While talking to a friend the other day, the discussion turned to immigration in Europe. He was against supporting refugees because he had read an article about a refugee family in Germany that had gained legal entry and promptly set about gaming the social welfare system. This family of immigrants was sitting in their apartment making more money than hard working Germans, he said the article he had read stated.
Now, I don’t know where he read this article. I never did find it. But even if there is an article about a family of refugees doing this, I suspect it’s an anomaly. And, indeed, when looking at statistics, most refugees do not receive greater income support from the countries they end up in than regular citizens of those countries.
Yet, my friend’s entire belief of immigration was based on this anecdote, truthful or not. Which is putting a lot on, well, anecdotal evidence. It’s called anecdotal evidence for a reason. Anecdotal evidence may not be accurate but it tends to stick with us better than evidence-based statistics because it’s an anecdote. At the end of the day, it’s a story.
And we love stories.
Our brains are rigged to understand, remember, empathise with stories. There’s actual science to support this. Studies have shown that when we are presented with pure facts and nothing else, only the language processing portion of our brains is activated. Meaning, we are just decoding the meaning of what we’re reading. But when we are told a story, not only does the language processing part of the brain light up but so does the part of our brains we would use if we were experiencing the event.
We relate easier to stories.
We’ve evolved this way. It makes sense. One researcher said “personal stories and gossip make up 65% of our personal conversations”, and wow, for shallow conversations, but this is how we communicate. How we learned to communicate and how we continue to communicate.
So when climate change researchers tell us that the average temperature of the Earth’s surface has risen 0.9°C since the 19th century, and that the loss of ice sheets in Antarctica has tripled in the last 10 years, and that glaciers are retreating everywhere in the world … but then someone laments about the cold snap in North America right now, and that they sneezed into the cold wind and the mucous in their nostrils froze so maybe global warming isn’t really doing very much – we’re more likely to remember the nostrils-freezing story and the point behind that.
Very unfortunately for facts, which don’t usually get packaged into a nice narrative that we can get behind, our world is governed by stories that get passed along because they’re easily memorized and hit an emotional chord with us.
Vaccines can cause autism. And Jenny McCarthy was so persuasive in telling us that vaccines can cause autism with her “Think of autism like a fart and vaccines are the finger you pull to make it happen” quotes.

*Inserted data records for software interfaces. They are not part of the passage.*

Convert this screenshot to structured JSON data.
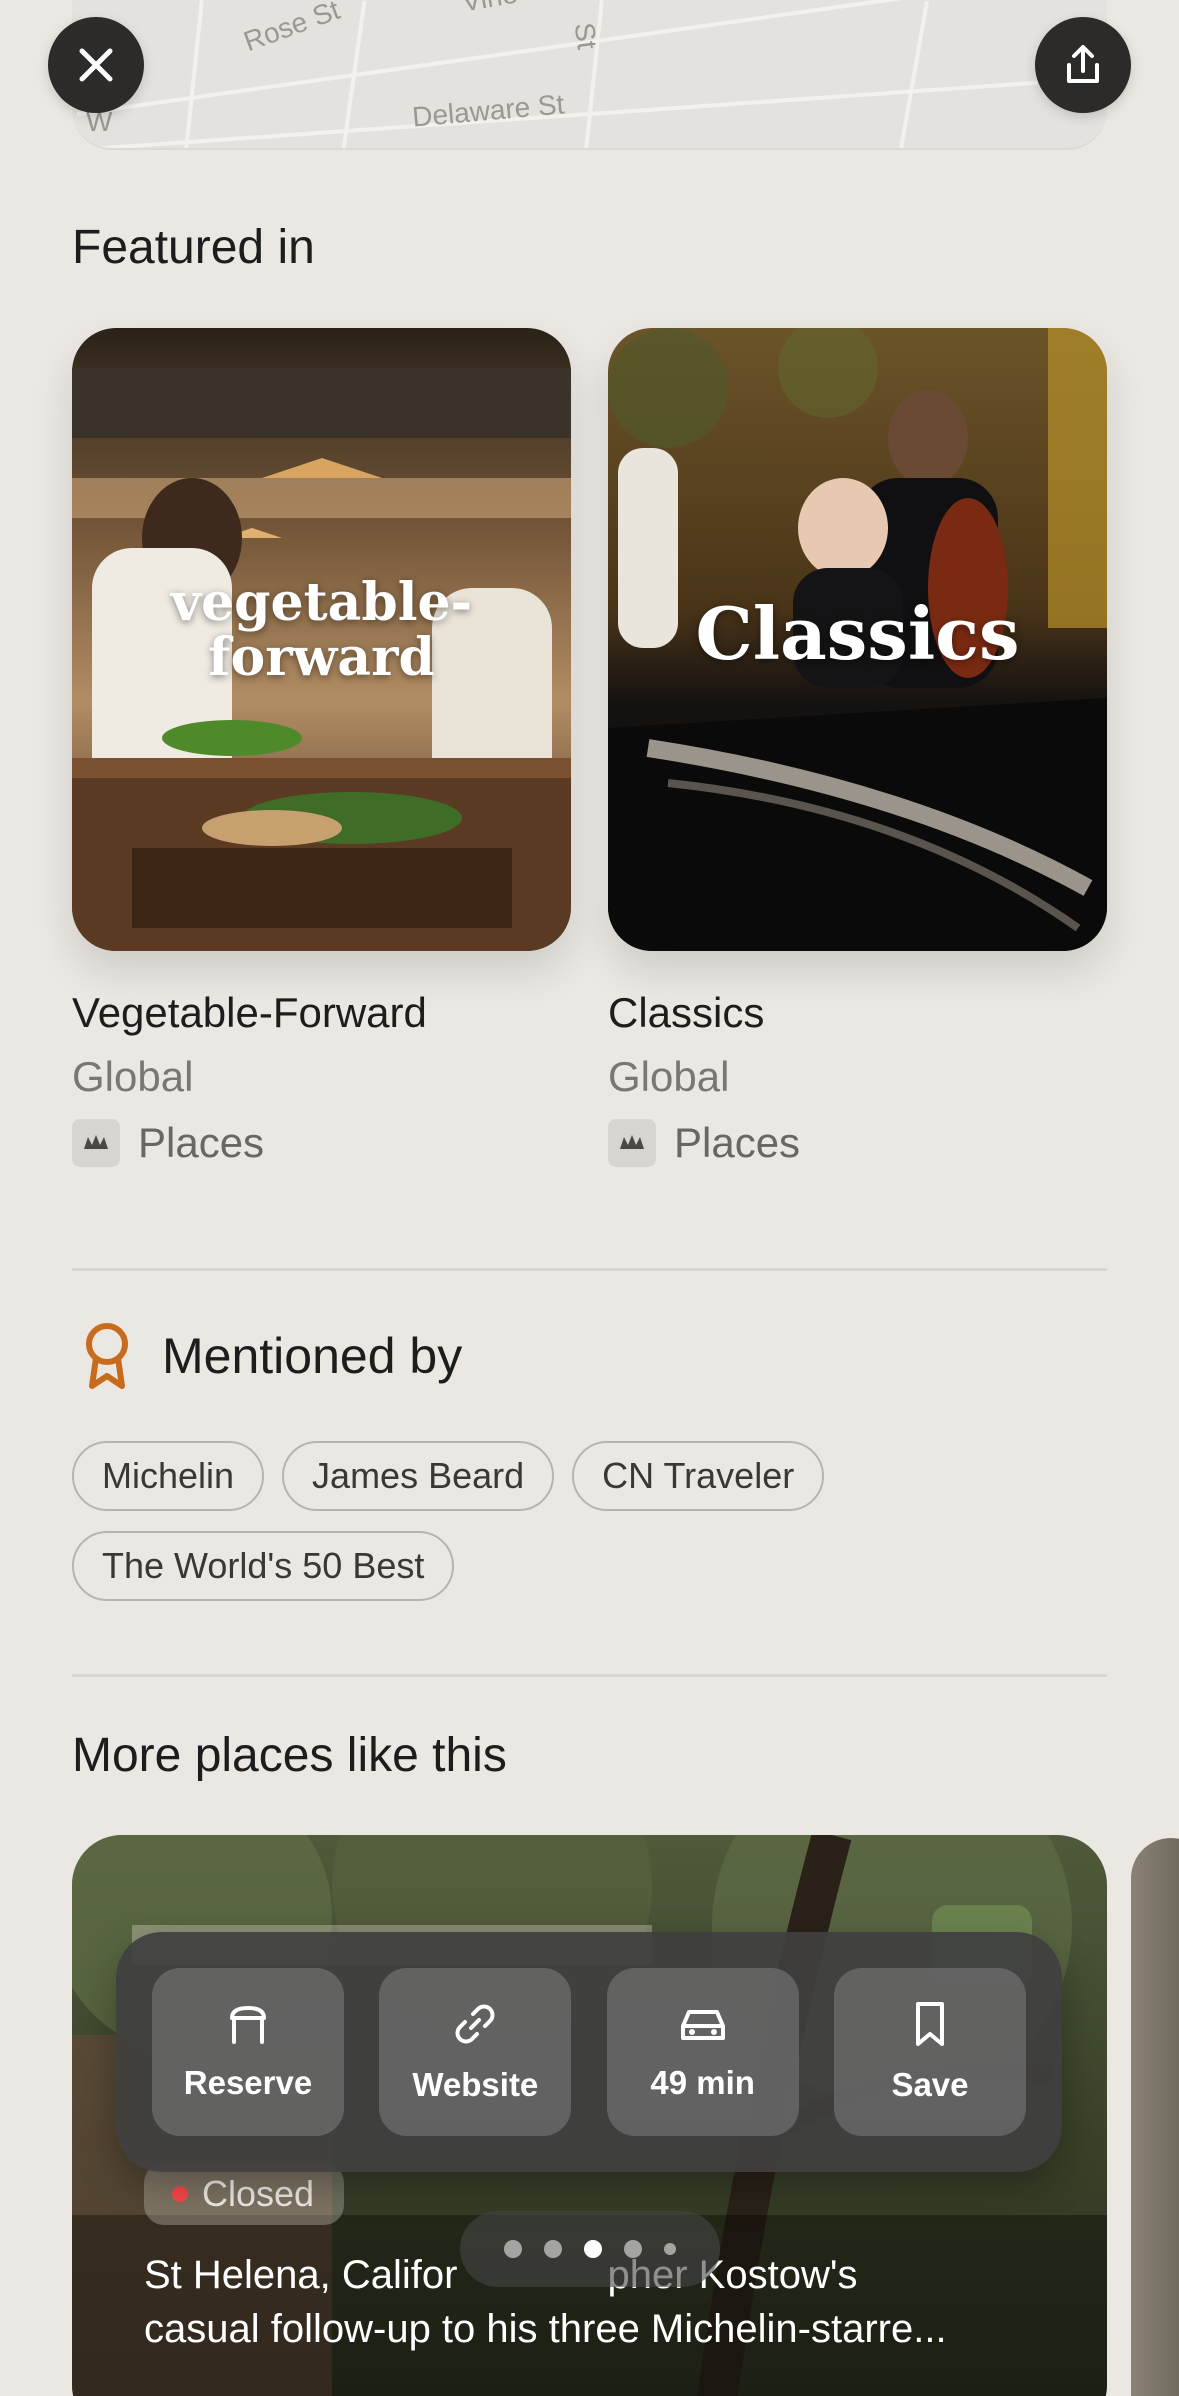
{
  "map": {
    "streets": [
      "Rose St",
      "Vine",
      "Delaware St",
      "St",
      "W"
    ]
  },
  "header": {
    "close_icon": "close-icon",
    "share_icon": "share-icon"
  },
  "featured": {
    "title": "Featured in",
    "cards": [
      {
        "image_text": "vegetable-\nforward",
        "name": "Vegetable-Forward",
        "scope": "Global",
        "meta": "Places"
      },
      {
        "image_text": "Classics",
        "name": "Classics",
        "scope": "Global",
        "meta": "Places"
      }
    ]
  },
  "mentioned": {
    "title": "Mentioned by",
    "icon": "award-ribbon-icon",
    "accent": "#c76b1d",
    "chips": [
      "Michelin",
      "James Beard",
      "CN Traveler",
      "The World's 50 Best"
    ]
  },
  "more": {
    "title": "More places like this",
    "card": {
      "status": "Closed",
      "status_color": "#ff4a4a",
      "description_line1": "St Helena, Califor",
      "description_line1_tail": "pher Kostow's",
      "description_line2": "casual follow-up to his three Michelin-starre..."
    },
    "pager": {
      "count": 5,
      "active": 2
    }
  },
  "actions": [
    {
      "icon": "chair-icon",
      "label": "Reserve"
    },
    {
      "icon": "link-icon",
      "label": "Website"
    },
    {
      "icon": "car-icon",
      "label": "49 min"
    },
    {
      "icon": "bookmark-icon",
      "label": "Save"
    }
  ]
}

Yeah, vaccines are not like that at all.
But McCarthy was so persuasive – ’cause let’s face it, her finger-pulling analogy is pretty memorable even if it’s so tremendously wrong – that she helped spearhead the movement in North America against vaccines.
Yes, people were convinced by an ex-MTV VJ that vaccines were bad because the researchers and doctors and science types that had the facts on vaccines were just oh so boring. That’s a pretty sad reality.
Flash forward about two decades and McCarthy is trying to take back what she said, and a measles outbreak in Washington State has raised concerns over the anti-vaxxer movement because parents not getting their kids vaccinated was leading to epidemics that could easily have been avoided.
If only there was some sort of … I don’t know … vaccine the kids could have taken.
Oh yeah, there was. But vaccines are the finger you pull to make – ugh, it’s so stupid, I can’t even repeat it.
The point is, anecdotes and stories are great. And we attach ourselves to them but before you get persuaded by a story, think critically about it, check the facts – the Internet exists and is easily accessible – before going out and telling a hundred people a ridiculous analogy that leads to people actually getting hurt 20 years later.
Jenny McCarthy isn’t responsible for the anti-vaxxer movement, no one person is responsible for spreading an inaccurate anecdote, but we are all responsible when we pass it on without knowing the facts.